The two-acre facility will include a host of features, including an ability to split the College’s commercial Holstein Friesians into three mini herds, allowing measuring and comparison of different management techniques.
There will be a computerised, precision-control feeding system, plus an ability to separate slurry and manure from the different groups of animals, allowing multiple research projects to be run simultaneously – including exploring the storage, and spreading and treatment of slurry and manure.
One of these projects is the ABCD (Agriculture Bas Carbone Dairy) project, funded by the European Regional Development Fund. Working with Cornwall Council, local farmers, the council of Finistère and Trévarez Research Station in Brittany, France, the research team at Duchy College’s Future Farm will look at ways of reducing the carbon footprint of dairy farming in Cornwall and across the Channel. The project will focus on reducing methane produced by dairy cattle, zoning in particularly on the food they are fed, and the carbon footprint of getting it to the farm.
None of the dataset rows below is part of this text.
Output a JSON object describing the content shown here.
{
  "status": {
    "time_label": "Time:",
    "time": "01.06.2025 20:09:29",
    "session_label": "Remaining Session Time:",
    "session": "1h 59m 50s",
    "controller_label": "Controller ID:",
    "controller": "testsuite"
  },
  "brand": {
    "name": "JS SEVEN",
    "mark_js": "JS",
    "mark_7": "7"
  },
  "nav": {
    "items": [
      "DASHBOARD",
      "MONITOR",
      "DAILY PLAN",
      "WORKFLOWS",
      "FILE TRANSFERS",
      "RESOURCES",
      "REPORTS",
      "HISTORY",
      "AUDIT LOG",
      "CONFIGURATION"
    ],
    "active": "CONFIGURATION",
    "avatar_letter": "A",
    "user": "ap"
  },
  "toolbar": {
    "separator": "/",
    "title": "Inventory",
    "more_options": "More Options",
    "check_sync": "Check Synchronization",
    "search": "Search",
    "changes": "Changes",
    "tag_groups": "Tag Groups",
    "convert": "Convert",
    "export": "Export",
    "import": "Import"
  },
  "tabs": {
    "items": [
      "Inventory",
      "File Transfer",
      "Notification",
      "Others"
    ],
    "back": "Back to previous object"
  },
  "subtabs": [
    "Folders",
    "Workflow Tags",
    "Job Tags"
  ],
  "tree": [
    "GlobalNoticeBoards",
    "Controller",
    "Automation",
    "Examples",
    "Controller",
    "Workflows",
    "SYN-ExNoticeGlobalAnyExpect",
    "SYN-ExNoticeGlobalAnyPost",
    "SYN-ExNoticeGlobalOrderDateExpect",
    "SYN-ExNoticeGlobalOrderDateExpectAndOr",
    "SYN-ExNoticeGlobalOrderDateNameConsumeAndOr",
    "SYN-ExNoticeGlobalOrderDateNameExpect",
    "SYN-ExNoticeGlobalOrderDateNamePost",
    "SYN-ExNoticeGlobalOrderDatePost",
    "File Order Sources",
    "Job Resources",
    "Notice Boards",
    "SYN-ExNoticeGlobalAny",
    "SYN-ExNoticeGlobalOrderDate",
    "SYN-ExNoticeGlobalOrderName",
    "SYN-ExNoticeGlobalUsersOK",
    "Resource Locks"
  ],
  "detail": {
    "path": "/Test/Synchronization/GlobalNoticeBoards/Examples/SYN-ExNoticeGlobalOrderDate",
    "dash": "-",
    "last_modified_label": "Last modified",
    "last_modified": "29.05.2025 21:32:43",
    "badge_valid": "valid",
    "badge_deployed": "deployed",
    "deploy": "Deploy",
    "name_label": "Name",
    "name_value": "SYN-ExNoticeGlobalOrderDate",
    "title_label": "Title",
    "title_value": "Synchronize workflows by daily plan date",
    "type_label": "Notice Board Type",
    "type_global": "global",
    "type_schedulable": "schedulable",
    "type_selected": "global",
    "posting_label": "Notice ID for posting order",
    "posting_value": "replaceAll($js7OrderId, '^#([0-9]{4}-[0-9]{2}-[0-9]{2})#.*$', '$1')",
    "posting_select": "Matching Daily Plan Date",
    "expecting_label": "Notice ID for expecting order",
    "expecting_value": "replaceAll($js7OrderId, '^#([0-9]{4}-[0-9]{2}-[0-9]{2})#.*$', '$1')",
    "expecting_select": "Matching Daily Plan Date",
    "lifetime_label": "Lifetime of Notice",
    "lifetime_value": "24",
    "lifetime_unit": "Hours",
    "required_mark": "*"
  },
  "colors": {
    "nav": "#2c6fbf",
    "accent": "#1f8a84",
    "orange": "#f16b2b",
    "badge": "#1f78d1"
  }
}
From this, the team at RBS want to calculate the net emissions that the herd are producing, monitored from cutting-edge sensors placed around the farm and on the cows themselves.
The research at Future Farm, from cow comfort to slurry management, is being taught to students to use in their own farms in the future.
Useful learnings from Future Farm
Agriculture has the potential to be part of the solution to the climate crisis, and the research we will carry out at the Future Farm in Cornwall will help farmers make informed choices about how they manage their land.
The research and programme manager at Duchy College’s Future Farm dairy research facility, Paul Ward, stated, “Soya bean is used widely in dairy cattle nutrition, as it is a high-quality protein source, but also has a high carbon footprint.”
“Using a soya bean meal-free diet resulted in a significant 8.6% reduction in carbon footprint, which is a great finding for dairy farmers worldwide.” Paul continued. The researchers found that milk production, milk quality, and body condition scores were unaffected.